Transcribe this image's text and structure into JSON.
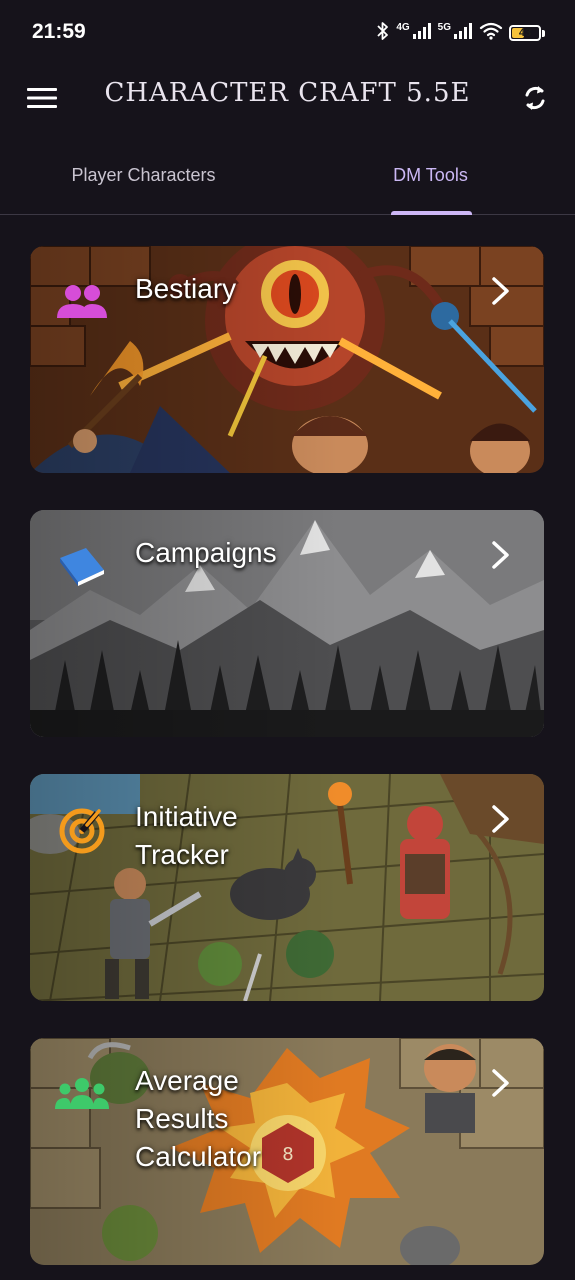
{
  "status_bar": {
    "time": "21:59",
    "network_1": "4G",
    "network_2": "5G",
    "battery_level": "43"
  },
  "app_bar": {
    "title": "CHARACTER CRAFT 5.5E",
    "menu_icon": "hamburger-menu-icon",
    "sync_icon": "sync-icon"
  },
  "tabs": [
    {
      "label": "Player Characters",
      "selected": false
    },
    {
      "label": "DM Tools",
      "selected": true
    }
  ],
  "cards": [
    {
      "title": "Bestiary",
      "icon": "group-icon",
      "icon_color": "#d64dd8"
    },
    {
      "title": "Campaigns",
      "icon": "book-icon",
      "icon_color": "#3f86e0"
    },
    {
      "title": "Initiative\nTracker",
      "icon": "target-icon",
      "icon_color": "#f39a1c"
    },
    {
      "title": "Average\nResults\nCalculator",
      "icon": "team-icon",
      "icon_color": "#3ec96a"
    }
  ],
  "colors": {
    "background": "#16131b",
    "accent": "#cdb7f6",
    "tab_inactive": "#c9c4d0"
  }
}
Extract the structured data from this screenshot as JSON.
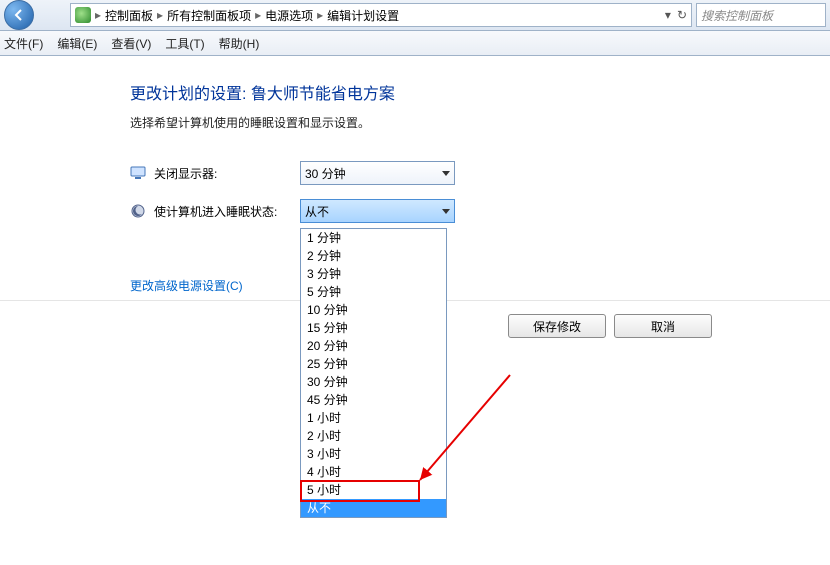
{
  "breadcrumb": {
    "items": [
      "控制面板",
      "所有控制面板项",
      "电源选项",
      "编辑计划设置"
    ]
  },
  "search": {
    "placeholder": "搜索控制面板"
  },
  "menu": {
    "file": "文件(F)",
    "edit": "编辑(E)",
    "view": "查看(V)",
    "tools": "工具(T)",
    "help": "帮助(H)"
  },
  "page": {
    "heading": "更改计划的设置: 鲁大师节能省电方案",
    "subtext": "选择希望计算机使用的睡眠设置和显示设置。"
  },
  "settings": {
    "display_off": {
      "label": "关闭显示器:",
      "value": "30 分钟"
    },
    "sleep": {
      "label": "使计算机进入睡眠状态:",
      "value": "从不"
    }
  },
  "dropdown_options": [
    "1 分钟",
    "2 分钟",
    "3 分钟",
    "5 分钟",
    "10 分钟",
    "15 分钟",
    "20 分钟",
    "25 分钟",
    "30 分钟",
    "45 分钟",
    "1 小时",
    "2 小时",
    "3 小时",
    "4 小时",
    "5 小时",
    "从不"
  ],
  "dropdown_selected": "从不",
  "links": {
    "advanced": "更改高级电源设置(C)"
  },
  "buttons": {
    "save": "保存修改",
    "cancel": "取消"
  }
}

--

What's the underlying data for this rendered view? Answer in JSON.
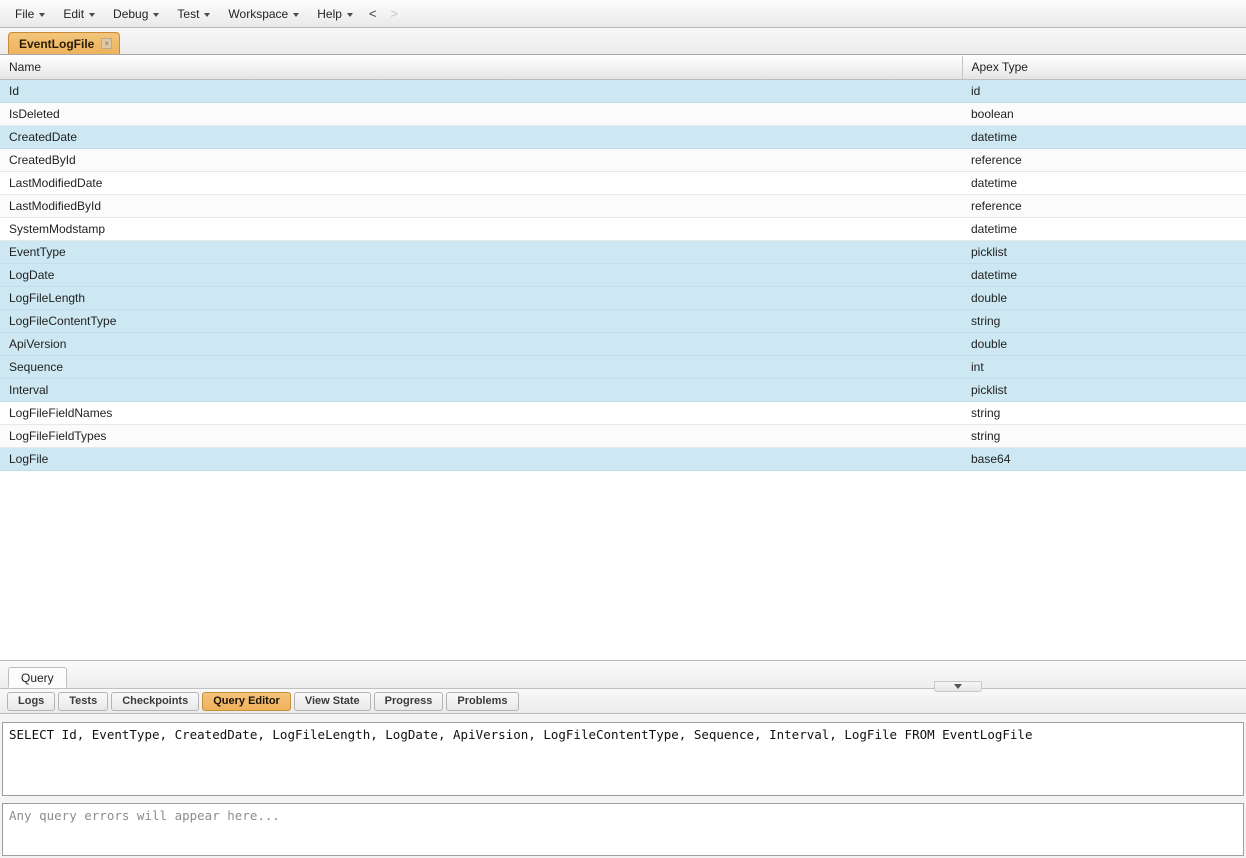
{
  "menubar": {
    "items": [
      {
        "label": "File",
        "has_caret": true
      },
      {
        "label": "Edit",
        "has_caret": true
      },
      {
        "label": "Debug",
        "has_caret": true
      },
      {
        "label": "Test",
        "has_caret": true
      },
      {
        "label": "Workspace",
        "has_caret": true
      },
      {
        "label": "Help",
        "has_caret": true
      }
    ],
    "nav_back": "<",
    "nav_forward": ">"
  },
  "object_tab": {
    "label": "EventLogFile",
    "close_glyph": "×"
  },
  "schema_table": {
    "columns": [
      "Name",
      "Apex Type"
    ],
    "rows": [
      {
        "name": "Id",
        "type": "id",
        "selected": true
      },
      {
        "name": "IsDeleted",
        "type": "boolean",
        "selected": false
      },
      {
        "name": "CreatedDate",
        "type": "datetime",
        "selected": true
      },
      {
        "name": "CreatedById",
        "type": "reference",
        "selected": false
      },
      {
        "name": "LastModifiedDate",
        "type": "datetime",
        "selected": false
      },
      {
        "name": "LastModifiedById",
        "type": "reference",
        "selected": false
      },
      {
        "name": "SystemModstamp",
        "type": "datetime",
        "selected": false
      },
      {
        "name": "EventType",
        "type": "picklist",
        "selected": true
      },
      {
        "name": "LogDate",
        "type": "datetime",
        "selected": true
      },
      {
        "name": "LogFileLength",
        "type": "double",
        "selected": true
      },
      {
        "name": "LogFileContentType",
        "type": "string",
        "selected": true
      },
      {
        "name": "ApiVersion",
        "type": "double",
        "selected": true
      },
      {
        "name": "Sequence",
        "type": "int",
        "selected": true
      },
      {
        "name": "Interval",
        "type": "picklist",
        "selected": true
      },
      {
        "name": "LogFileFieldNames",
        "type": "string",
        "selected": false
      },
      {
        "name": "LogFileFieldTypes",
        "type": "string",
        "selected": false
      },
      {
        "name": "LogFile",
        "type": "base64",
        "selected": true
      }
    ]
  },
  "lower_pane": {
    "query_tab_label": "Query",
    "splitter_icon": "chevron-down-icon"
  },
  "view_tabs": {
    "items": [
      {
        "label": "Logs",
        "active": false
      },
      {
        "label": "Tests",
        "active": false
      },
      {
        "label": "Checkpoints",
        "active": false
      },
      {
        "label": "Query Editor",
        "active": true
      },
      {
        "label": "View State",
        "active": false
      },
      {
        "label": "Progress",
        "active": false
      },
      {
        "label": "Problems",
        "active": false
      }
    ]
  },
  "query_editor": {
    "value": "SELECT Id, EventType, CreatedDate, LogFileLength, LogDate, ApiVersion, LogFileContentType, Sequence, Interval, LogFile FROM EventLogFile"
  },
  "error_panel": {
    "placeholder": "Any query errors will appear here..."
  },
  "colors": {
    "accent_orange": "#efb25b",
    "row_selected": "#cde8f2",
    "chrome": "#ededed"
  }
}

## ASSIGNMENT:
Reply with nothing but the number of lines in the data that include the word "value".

## WRITTEN SOLUTION:
3